The aim of Bill is to provide a national framework of setting minimum wages, increasing the ambit of people who are impacted by it, and creating a system of updating minimum wages with the passage of time. It also introduces the concept of statutory National Minimum Wage for different geographical areas.
It will also ensure that no State Government fixes the minimum wage below the National Minimum Wages for that particular area as notified by the Central Government. Although helpful to employees in principle, its approval through Lok Sabha without significant changes and its eventual implementation would still remain a challenge.
The formation Code of Wages Bills is a part of a larger move by the central government to codify the various different Labour Act in place into four broad categories Code on Wages, Code on Industrial Relations, Code on Social Security and Code on occupational safety, health and working conditions. Many have suggested that such codification process of Labour Laws in India stand to benefit the working community as a whole—both employees and employers—as it reduces the complications and friction that arises and helps streamline the process. Labour Law reforms are also necessary to introduce greater flexibility in their implementation as it helps enhance the ease of doing business. This according to the NITI Aayog’s Ease Of Doing Business report is the reason why many firms tend to avoid labour-intensive sectors, owning to cumbersome compliance with labour related regulations. Although such moves might be beneficial, the debate for such a change should be more inclusive of the parties that it affects and taking a hasty approach wouldn’t not advisable.

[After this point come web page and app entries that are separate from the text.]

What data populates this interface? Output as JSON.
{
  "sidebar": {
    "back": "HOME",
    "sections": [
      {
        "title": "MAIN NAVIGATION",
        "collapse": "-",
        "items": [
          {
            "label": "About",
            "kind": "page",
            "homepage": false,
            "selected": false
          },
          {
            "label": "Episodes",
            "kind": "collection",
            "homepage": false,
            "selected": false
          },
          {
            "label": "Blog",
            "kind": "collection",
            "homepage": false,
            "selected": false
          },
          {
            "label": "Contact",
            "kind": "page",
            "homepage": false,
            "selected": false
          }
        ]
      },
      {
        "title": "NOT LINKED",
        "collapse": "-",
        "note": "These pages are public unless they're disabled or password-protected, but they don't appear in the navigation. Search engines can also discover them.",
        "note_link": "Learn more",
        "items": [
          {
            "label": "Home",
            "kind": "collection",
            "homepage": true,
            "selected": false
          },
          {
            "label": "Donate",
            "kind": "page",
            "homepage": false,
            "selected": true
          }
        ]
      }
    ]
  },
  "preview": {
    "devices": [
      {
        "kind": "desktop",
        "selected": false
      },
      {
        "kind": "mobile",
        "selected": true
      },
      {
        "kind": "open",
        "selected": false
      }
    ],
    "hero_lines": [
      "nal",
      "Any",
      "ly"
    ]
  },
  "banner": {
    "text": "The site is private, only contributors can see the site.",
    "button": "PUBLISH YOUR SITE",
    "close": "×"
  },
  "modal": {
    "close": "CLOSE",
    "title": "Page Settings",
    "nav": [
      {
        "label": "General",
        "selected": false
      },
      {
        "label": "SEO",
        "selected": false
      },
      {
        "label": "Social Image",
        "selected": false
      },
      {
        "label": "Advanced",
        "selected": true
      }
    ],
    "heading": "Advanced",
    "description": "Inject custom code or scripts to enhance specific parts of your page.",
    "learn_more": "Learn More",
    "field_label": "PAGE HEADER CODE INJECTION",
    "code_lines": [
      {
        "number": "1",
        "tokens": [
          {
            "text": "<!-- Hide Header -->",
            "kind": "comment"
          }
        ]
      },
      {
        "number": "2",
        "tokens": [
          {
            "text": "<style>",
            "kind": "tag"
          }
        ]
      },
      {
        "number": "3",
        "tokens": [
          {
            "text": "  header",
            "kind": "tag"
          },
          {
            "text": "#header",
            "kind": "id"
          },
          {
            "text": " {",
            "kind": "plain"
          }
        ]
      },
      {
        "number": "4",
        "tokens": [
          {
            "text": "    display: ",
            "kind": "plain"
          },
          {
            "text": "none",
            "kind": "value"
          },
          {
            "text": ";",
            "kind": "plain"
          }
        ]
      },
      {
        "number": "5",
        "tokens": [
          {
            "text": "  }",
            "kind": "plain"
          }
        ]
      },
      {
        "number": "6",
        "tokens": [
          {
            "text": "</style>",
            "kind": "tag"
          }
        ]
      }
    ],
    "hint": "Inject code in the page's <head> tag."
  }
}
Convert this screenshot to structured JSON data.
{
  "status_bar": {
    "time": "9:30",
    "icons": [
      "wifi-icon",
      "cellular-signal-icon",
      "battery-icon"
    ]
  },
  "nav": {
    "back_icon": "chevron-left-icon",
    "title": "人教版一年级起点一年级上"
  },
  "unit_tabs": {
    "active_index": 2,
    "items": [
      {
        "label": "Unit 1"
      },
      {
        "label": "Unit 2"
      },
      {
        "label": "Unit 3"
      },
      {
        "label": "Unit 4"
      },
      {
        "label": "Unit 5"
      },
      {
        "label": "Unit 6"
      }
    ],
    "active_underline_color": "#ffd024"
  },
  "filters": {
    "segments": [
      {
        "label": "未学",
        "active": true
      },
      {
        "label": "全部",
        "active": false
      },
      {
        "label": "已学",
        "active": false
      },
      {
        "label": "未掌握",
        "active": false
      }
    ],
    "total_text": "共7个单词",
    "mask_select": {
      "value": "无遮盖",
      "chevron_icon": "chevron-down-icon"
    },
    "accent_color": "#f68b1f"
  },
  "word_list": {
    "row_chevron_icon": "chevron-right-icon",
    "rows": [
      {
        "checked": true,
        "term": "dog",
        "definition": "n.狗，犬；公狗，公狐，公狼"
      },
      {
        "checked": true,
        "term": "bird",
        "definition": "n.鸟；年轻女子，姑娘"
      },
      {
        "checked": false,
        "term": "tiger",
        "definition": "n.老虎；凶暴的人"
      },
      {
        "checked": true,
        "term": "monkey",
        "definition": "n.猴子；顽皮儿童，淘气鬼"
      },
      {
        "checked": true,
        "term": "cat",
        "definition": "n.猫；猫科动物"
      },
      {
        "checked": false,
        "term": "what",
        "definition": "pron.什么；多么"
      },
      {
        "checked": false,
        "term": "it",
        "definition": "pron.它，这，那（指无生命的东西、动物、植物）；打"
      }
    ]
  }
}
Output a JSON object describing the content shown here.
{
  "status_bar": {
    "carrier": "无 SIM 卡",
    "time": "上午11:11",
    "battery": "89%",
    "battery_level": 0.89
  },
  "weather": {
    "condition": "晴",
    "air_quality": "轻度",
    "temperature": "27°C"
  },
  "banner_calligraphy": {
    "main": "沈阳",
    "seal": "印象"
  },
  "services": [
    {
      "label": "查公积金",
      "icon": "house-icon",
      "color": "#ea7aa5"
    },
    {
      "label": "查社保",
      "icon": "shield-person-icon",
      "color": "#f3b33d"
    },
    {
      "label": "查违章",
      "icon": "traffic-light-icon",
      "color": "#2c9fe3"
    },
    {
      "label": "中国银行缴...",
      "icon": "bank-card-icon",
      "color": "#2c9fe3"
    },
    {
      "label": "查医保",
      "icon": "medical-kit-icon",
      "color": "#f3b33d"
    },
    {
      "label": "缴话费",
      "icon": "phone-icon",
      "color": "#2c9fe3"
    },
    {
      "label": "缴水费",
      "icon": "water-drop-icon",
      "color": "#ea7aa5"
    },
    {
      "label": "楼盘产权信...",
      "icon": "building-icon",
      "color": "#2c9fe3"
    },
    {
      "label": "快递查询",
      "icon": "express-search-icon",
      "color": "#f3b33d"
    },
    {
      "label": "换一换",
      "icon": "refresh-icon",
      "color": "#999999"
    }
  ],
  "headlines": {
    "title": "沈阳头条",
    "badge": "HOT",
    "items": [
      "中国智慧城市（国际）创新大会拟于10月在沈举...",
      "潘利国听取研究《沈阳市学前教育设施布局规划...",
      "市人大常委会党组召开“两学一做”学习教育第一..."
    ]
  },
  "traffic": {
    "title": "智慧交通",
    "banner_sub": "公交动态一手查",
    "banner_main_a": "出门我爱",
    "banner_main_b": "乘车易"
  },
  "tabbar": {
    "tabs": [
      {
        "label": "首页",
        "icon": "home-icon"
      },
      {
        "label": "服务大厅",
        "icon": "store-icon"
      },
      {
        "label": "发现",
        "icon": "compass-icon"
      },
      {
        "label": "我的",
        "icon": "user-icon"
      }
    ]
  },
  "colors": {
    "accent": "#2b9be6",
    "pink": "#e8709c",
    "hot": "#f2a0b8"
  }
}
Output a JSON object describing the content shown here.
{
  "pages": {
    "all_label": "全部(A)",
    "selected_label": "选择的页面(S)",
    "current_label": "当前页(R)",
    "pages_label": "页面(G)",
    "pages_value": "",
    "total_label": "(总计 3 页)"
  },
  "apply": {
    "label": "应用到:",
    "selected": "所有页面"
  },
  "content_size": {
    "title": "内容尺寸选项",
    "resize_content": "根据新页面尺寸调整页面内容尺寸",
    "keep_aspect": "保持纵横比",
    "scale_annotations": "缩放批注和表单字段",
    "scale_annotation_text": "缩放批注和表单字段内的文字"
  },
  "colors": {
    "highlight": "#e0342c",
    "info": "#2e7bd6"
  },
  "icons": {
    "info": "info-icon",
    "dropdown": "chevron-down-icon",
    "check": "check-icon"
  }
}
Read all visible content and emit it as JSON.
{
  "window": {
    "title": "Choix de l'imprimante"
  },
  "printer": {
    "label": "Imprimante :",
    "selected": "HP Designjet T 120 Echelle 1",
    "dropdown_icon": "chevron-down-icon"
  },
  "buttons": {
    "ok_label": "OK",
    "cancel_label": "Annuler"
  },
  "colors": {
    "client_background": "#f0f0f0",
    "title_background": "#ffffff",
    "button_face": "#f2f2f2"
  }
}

Our Skill development programs
The final component of preparing the workforce of tomorrow is to create exhaustive skill building and training programmes that in tune with the incoming changes. This ensures their quick absorption into the economy again. Although in recent times there has been an effort in creating robust skilling programs, the reality seems quite far off the intended results. Data revealed regarding the Pradhan Mantri Kaushal Vikas Yojana (PMKVY) stated that of the 30.67 lakh candidates who had been trained or were undergoing training across the country in June 2017, only 2.9 lakh had received placement offers.
The impact of automation and changing nature of work is also spreading to many ‘urban-centric’ jobs where people require reskilling instead of the traditional skill-building activities. This is a gap where the private players, due to their quick response time and expertise in content, can effectively bridge. Our skill development plans should aim at addressing such issues in a comprehensive and relevant manner.
Economic growth is the bedrock of any job growth strategies. Thus it’s come as a little surprise that one of the ways that the government aims to boost productivity, and in turn create avenues for job growth, is to undertake significant labour law reforms. But the changing nature of work points to a world where increased productivity and efficiency don’t necessarily lead to the increase in number and quality of jobs. So in order to offset the negatives of changing talent preferences, both within the private and public sectors, steps have to be taken to that fulfil today's need to grow and tomorrows ability to sustain.